As I stared at the magnificent raptor, I recalled a dramatic incident in a BBC documentary a few years back. A harpy attacked the filmmaker while he installed a camera in a nest. Despite wearing neck protection, a helmet, a stab-proof Kevlar vest, leather thigh protection, and elbow and wrist guards, a defensive swoop from a female rendered him almost unconscious.
The documentary’s producer later said, “People frighten most birds, but not this one. On each of her toes, she has a talon as large as my thumb. We knew we were never lunch, but at the same time, there was absolutely no fear on her part.”
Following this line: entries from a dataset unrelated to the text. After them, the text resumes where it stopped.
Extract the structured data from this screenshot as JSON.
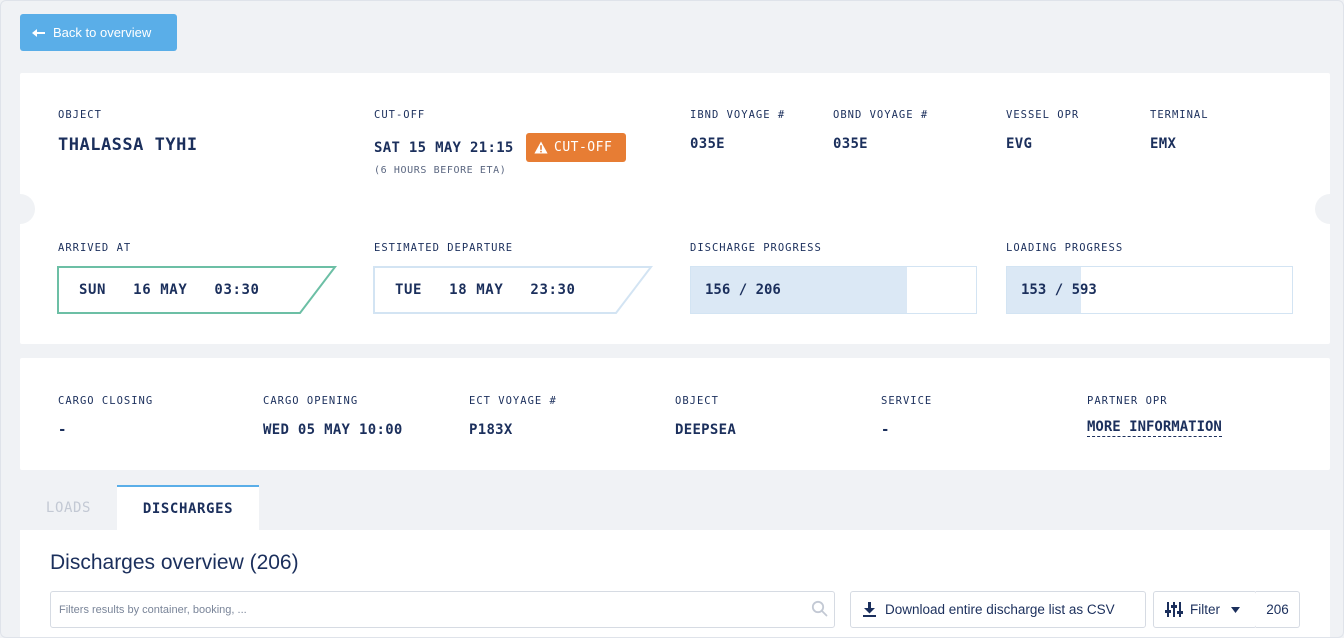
{
  "back_button": {
    "label": "Back to overview"
  },
  "vessel": {
    "object_label": "OBJECT",
    "object_value": "THALASSA TYHI",
    "cutoff_label": "CUT-OFF",
    "cutoff_value": "SAT 15 MAY 21:15",
    "cutoff_badge": "CUT-OFF",
    "cutoff_note": "(6 HOURS BEFORE ETA)",
    "ibnd_label": "IBND VOYAGE #",
    "ibnd_value": "035E",
    "obnd_label": "OBND VOYAGE #",
    "obnd_value": "035E",
    "vessel_opr_label": "VESSEL OPR",
    "vessel_opr_value": "EVG",
    "terminal_label": "TERMINAL",
    "terminal_value": "EMX"
  },
  "schedule": {
    "arrived_label": "ARRIVED AT",
    "arrived_value": "SUN   16 MAY   03:30",
    "departure_label": "ESTIMATED DEPARTURE",
    "departure_value": "TUE   18 MAY   23:30",
    "discharge_label": "DISCHARGE PROGRESS",
    "discharge_text": "156 / 206",
    "discharge_done": 156,
    "discharge_total": 206,
    "loading_label": "LOADING PROGRESS",
    "loading_text": "153 / 593",
    "loading_done": 153,
    "loading_total": 593
  },
  "cargo": {
    "closing_label": "CARGO CLOSING",
    "closing_value": "-",
    "opening_label": "CARGO OPENING",
    "opening_value": "WED 05 MAY 10:00",
    "ect_label": "ECT VOYAGE #",
    "ect_value": "P183X",
    "object_label": "OBJECT",
    "object_value": "DEEPSEA",
    "service_label": "SERVICE",
    "service_value": "-",
    "partner_label": "PARTNER OPR",
    "partner_link": "MORE INFORMATION"
  },
  "tabs": [
    {
      "label": "LOADS",
      "active": false
    },
    {
      "label": "DISCHARGES",
      "active": true
    }
  ],
  "overview": {
    "title": "Discharges overview (206)",
    "search_placeholder": "Filters results by container, booking, ...",
    "csv_button": "Download entire discharge list as CSV",
    "filter_button": "Filter",
    "count": "206"
  },
  "colors": {
    "primary": "#5aaee8",
    "navy": "#1b2f5c",
    "warning": "#e77d34",
    "arrived_border": "#6cbfa5",
    "progress_fill": "#dbe8f5"
  },
  "icons": [
    "arrow-left-icon",
    "warning-icon",
    "search-icon",
    "download-icon",
    "sliders-icon",
    "caret-down-icon"
  ]
}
Time stood still while I watched her crest bounce up and down as she preened and shifted her weight across a sturdy branch. After an hour, she spread her wings, which looked like two sheets flapping on a washing line and flew deeper into the valley, disappearing from view.
I remained in a high-noon cowboy stance, ready to lift my binoculars should she reappear. But something else extraordinary happened.
My neighbor, of generous proportions, who seldom ventures beyond her garden for fear of overexertion, erupted into hooting laughter and danced around in a high-spirited, hip-swinging, foot-stomping carnival shuffle.
She stopped, placed her hand on her chest and grinning from ear to ear said, “I have waited my whole life to see a harpy eagle in the wild. I love them!”
Even naturalists sometimes wait their entire lives for a glimpse of one of the Amazon’s big three in the wild: the jaguar who rules the forest floor, the black caiman who is the king of the swamps, or the harpy eagle, who reigns supreme over the canopy.
Because spotting a harpy eagle in the wild entails trekking over rough terrain, with unfamiliar sounds, strange insects, and a tangled web of foliage, we prefer to admire them from the comfort of our homes. Watching television documentaries and surfing the internet keeps us informed and entertained, without requiring us to seek them out in their natural habitat. But sometimes we forget a harpy eagle’s existence goes well beyond our entertainment. They have inherent value in the important role they play in balancing the ecology.
No one knows how many harpy eagles still exist in the world. Everywhere, their habitat is shrinking at an alarming rate, and fears exist they won’t be resilient enough to survive it.
But standing here, in one of the world’s last great wildernesses, where a harpy eagle can still thrive; a group of quirky, nature-loving neighbors had the rare privilege of watching one fly across the valley.